• Finally, according to the general manager of the pan-Arab Al-Arabia TV network, Abdelrahman Al Rashed, the region now suffers from splits within its splits. "In Palestine, we have two leaderships; in Lebanon, two governments, with two presidents, and two parliaments; in Iraq, we are looking at three mini-states: one Shiite, one Sunni, and one Kurdish," he said yesterday.
Throwing money at the problem will not do. If the Gaza collapse has proved anything, it is that Western funding ends up either in the hands of Muslim fundamentalists or in the pockets of corrupt Fatah officials, most of whom sat out the turmoil with their wives and mistresses in their sumptuous villas and flats in Cairo, Ramallah, Jerusalem, Paris, London, and the French Riviera. Fatah's top security chief, Muhammed Dahlan, actually watched the sacking of his sumptuous marble villa in Gaza from his other sumptuous villa in a Cairo suburb, a senior Egyptian intelligence source told me yesterday.
The most immediate urgency is to cut off funds and weapons in the places that Hamas's flames are heading next: the Palestinian Arab refugee camps in Lebanon, Syria, and Jordan. With Hamas in Gaza, Hezbollah in Lebanon, Al Qaeda in Iraq, and the Muslim Brotherhood in Egypt, the scene is set for a serious Islamic fundamentalist insurrection across the Arab world.
The bloody, month-long fight by rogue Islamists for the Palestinian Arab refugee camp in Tripoli, Lebanon — which so far has cost the Lebanese army 70 soldiers — is a fine sample of what is in store.
There are many poor and dispossessed Palestinian Arabs, most of whom are cared for with funds from the United Nations and Western charities. This humanitarian aid, unfortunately, has relieved Palestinian Arab terror groups, such as Hamas and Fatah, from the obligation of feeding their own and allows them to use all their money for war. Thus, a related issue for do-gooders confronting the problem is how to stop this seepage of funds.
Palestinian Arabs have been fighting in the name of a state since 1948, but their leaders have reduced their likely mandate to the miserable conundrum of Gaza, and a patch here and there in the West Bank, from what would have been half of today's Israel.

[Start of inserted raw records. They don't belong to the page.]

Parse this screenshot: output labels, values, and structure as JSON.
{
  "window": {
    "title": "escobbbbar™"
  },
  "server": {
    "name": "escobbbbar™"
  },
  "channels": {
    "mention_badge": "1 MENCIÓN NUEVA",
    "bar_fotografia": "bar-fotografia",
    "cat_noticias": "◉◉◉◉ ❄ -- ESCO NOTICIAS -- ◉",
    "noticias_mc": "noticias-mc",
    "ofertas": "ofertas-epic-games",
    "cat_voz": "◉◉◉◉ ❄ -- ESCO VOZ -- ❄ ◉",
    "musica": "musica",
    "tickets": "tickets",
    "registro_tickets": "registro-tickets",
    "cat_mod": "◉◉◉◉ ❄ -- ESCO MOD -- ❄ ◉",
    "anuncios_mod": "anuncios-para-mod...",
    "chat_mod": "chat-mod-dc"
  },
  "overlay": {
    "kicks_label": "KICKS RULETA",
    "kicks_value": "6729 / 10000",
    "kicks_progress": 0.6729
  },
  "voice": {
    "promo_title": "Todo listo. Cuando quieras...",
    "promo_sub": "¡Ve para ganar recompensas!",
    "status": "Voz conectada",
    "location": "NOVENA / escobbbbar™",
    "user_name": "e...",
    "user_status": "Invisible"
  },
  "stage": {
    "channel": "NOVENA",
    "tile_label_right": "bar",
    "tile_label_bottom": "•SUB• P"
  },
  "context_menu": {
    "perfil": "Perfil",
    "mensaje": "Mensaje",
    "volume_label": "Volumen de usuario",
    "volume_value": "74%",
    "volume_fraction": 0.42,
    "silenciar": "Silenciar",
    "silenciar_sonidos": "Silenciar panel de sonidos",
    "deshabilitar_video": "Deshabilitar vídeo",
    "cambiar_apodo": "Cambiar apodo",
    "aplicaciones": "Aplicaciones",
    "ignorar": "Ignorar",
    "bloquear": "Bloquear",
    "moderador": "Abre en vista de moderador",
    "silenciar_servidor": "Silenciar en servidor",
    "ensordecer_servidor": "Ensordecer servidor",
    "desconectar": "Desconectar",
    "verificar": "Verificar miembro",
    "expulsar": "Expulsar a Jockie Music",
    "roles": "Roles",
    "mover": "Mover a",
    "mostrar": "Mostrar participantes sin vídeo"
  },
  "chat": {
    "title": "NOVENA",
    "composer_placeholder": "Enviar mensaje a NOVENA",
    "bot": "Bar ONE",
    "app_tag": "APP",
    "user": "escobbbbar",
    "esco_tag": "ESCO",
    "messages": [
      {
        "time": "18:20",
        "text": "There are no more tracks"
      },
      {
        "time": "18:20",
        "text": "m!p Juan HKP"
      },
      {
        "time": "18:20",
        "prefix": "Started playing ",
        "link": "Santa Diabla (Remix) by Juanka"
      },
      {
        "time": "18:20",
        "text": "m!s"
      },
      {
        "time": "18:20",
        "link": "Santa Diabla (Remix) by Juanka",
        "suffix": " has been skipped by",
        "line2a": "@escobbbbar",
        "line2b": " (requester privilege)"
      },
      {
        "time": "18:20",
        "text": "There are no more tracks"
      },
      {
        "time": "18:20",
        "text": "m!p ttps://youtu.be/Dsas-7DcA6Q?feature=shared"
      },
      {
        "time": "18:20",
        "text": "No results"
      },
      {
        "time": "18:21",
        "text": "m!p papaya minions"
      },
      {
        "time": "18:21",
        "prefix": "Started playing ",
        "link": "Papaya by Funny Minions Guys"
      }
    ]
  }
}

The day may come for an independent Palestinian Arab state. But right now, the humane and decent thing to do is save the Palestinian Arabs from their rogue Islamists and would-be nationalistic heroes.